The labour union federation is the only one 'flabbergasted' at the IMF saying inflexible labour laws in South Africa are hampering economic growth.
Labour union federation Cosatu claimed to be "flabbergasted" by the International Monetary Fund's (IMF's) report on South Africa, which notes "inflexible" labour legislation as one of the problems South Africa has to deal with if it is to grow economically and thereby deal with poverty and unemployment. Cosatu should not be so easily flabbergasted: this is the kind of thing everyone (except Cosatu) has been saying for a while.
Nobody's saying South Africa should have a free-for-all of a labour market, but labour needs to take cognisance of the problems cited by business – problems that led to the recent decision by BMW, for one, to reconsider its operations here. Simply to lambast such concerns as "blackmail" and shrug them off, as unionists did this week, is inadequate.
Besides – as we report in Mail & Guardian Business – wages were only one aspect of the report's take on South Africa's situation. It also spoke about competitiveness, productivity, and the difficulties faced by small and medium-sized start-ups, noting that new employment is most likely to come from such enterprises. It broadly endorsed the state's National Development Plan (NDP), which is something we desperately need to get on with – it may have flaws, but it's the best plan we've had so far, and it's more convincing than Cosatu's repeated call for "wage-led growth" and "strategic" nationalisation.
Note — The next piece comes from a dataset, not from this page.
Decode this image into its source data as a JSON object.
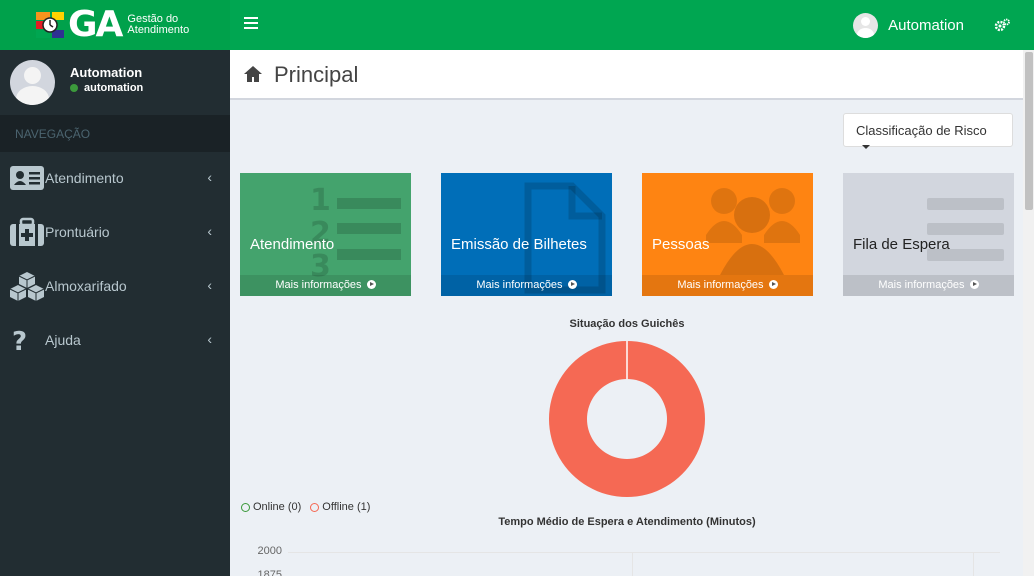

Cosatu is also very knee-jerk in its response to the IMF, refighting ancient battles over "structural adjustment" and the like. Can it really not see a difference between that body, which it calls "rabidly capitalist", and the neo-Keynesian NDP? Or between "neoliberalism" and South Africa's large welfare state? Is it really taking "actually existing" economic conditions into account, or is its analysis purely self-interested?